Would you retype the whole listing exactly?

[Start of section]

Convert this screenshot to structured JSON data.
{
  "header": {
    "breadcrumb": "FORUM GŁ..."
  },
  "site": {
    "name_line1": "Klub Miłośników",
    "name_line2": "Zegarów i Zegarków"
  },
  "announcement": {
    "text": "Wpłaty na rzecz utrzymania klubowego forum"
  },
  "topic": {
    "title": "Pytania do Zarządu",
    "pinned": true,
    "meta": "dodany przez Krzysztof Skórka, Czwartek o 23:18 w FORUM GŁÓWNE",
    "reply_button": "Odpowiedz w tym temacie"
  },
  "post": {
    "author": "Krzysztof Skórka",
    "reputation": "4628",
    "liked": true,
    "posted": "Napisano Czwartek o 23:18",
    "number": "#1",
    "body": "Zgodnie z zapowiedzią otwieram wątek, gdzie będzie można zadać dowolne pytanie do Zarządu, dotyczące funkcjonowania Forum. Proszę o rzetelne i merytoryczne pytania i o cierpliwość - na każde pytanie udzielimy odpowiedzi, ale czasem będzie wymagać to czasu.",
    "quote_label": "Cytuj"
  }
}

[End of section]

▶ TASK ANSWER
Convert this screenshot to structured JSON data.
{
  "header": {
    "breadcrumb": "FORUM GŁ..."
  },
  "site": {
    "name_line1": "Klub Miłośników",
    "name_line2": "Zegarów i Zegarków"
  },
  "announcement": {
    "text": "Wpłaty na rzecz utrzymania klubowego forum"
  },
  "topic": {
    "title": "Pytania do Zarządu",
    "pinned": true,
    "meta": "dodany przez Krzysztof Skórka, Czwartek o 23:18 w FORUM GŁÓWNE",
    "reply_button": "Odpowiedz w tym temacie"
  },
  "post": {
    "author": "Krzysztof Skórka",
    "reputation": "4628",
    "liked": true,
    "posted": "Napisano Czwartek o 23:18",
    "number": "#1",
    "body": "Zgodnie z zapowiedzią otwieram wątek, gdzie będzie można zadać dowolne pytanie do Zarządu, dotyczące funkcjonowania Forum. Proszę o rzetelne i merytoryczne pytania i o cierpliwość - na każde pytanie udzielimy odpowiedzi, ale czasem będzie wymagać to czasu.",
    "quote_label": "Cytuj"
  }
}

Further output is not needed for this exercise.